In fact, Gomez is very much a star of these recordings, with DeJohnette adding often-subtle but always key texture and backbone to the material. In conversation with producer Zev Feldman as reprinted in the new liner notes, the drummer observes of the close interplay and musically linked sound of these recordings: “It’s a conversation as opposed to just a piano solo to bass solo to drum solo.”
Anthony Newley and Leslie Bricusse’s self-searching soliloquy “What Kind of Fool Am I” from their musical Stop the World – I Want to Get Off was first cut by Evans in 1963 (though that version remained unreleased until 1989) and subsequently revisited both live and in the studio. This is only one of two of his studio recordings of the tune; the other was on 1975’s Alone (Again). Here it’s a duo with Gomez rather than a solo. (For ultimate comparison’s sake, Resonance has also included a trio take on Disc 2.) Evans’ delicate touch navigates the song’s multitude of emotions, as he’s pensive, playful and dramatic over the course of its 5+ minutes. George Wright and Robert Forrest’s Kismet showtune “Baubles, Bangles and Beads,” like “What Kind of Fool Am I,” can be heard in both duo and trio renditions; they’re the only two songs repeated on both discs. The whole trio takes on a meditative exploration of Rodgers and Hart’s “My Funny Valentine” with aplomb. Another Broadway-derived tune, Leonard Bernstein, Betty Comden and Adolph Green’s “Some Other Time,” lends its title to this set. The supremely wistful melody is given a beautiful, contemplative reading here.
On this set, you’ll also hear Evans’ first recording of “I’ll Remember April” as a duet; he opens it as a waltz before shifting to 4/4 for a tender and evocative performance. The pianist revisited “It Could Happen to You” (previously recorded by him in sessions with pianist Bob Brookmeyer and singer Monica Zetterlund) in confident fashion, too. Three of his own originals pepper the set. “Very Early” delivers lovely lyricism and bright swing. The ballad “Turn Out the Stars” gets a haunting rendition, and the rhythmic “Walkin’ Up” is included on the second disc.

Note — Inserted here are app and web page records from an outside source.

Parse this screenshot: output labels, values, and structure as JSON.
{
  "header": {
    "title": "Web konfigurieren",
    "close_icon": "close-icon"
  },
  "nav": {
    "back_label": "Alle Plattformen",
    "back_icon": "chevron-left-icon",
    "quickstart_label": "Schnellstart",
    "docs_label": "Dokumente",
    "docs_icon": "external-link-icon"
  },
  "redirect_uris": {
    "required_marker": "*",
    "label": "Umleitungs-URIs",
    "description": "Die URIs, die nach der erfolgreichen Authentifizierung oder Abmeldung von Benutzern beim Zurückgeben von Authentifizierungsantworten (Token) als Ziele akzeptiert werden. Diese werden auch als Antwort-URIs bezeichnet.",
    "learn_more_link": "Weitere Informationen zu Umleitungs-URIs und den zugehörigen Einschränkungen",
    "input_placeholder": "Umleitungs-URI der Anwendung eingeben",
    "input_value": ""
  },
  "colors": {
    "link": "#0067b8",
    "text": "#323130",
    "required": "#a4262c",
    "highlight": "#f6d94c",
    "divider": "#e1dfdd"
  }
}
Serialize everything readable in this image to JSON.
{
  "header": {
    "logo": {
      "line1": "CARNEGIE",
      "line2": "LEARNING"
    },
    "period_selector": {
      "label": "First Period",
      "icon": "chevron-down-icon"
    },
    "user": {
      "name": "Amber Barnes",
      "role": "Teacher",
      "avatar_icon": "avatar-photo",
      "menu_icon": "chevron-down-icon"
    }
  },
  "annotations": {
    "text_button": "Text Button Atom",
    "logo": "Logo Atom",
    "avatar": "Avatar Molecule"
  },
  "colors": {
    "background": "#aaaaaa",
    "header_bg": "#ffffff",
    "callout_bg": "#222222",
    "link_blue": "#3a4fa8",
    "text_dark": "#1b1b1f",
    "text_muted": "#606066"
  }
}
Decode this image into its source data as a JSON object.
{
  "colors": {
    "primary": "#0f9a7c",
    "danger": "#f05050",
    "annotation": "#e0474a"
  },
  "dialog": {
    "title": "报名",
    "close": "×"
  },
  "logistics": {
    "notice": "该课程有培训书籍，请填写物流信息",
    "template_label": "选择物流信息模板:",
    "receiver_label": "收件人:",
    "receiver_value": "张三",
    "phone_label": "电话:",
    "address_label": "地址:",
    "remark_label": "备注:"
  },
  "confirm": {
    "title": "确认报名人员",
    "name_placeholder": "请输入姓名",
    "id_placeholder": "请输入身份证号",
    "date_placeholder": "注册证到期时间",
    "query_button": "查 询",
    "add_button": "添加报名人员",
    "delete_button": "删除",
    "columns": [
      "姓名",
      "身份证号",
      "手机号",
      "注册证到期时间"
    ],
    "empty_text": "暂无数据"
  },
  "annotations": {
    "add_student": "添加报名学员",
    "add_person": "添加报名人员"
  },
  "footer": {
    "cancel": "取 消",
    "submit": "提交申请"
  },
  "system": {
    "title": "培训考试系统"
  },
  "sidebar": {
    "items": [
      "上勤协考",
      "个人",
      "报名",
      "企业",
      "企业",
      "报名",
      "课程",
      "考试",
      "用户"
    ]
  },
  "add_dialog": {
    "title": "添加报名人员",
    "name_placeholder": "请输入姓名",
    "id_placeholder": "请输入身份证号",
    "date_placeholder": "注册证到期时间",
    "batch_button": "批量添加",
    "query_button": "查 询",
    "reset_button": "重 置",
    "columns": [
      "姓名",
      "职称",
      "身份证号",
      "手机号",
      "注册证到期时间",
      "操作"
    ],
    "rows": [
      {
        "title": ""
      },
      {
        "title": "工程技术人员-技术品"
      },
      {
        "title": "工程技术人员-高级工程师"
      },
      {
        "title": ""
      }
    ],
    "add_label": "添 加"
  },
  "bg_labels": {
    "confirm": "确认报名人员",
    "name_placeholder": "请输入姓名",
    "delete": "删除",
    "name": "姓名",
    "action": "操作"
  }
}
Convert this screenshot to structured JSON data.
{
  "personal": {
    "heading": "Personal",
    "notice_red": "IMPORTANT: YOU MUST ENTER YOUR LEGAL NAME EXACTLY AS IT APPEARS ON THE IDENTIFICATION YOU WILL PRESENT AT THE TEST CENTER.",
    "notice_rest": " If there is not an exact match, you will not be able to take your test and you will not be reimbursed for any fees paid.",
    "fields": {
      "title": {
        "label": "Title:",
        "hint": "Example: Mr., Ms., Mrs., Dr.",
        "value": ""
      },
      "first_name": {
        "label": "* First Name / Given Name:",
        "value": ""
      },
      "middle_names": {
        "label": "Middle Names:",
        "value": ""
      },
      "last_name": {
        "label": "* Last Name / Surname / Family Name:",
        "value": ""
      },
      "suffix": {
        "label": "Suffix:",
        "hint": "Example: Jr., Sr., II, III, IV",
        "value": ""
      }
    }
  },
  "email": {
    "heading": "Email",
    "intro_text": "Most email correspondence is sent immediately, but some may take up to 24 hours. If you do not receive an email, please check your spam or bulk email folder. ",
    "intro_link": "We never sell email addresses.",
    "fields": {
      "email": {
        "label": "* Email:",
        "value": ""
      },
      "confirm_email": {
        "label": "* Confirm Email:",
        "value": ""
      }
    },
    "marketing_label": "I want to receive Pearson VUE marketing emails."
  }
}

Any of the songs on the second disc could have easily been slotted into the “main” running order; their placement doesn’t reflect any lessening of quality in the performances. Evans’ inward style is perfectly suited to Cole Porter’s cool “It’s All Right with Me.” Unfortunately, the solo take is incomplete, but the nearly four minutes that survive are happily choice. He brings his lightest touch to the trio performance of Burton Lane/Ralph Freed standard “How About You” and de-emphasizes the desperation as he improvises on a solo version of “Lover Man (Oh Where Can You Be),” so closely associated with Billie Holiday.
Resonance has packaged this set in its customarily lavish fashion. The 40-page booklet makes for essential reading. Producer Zev Feldman tells the story of the discovery of the tapes, and Marc Myers contributes a critical essay about the performances, placing them in the context of Evans’ career. Friedhelm Schulz fills in yet more detail about this period. Compelling interviews with both Eddie Gomez and Jack DeJohnette round out this impressive written accompaniment. This release has been mixed by George Klabin and Fran Gala, and remastered by Gala, from 192/24 transfers directly from the original MPS master tapes.
No jazz connoisseur or fan/collector of the Bill Evans oeuvre will want to miss this. It may have taken until Some Other Time for this 1968 set to see release, but it’s been worth the wait.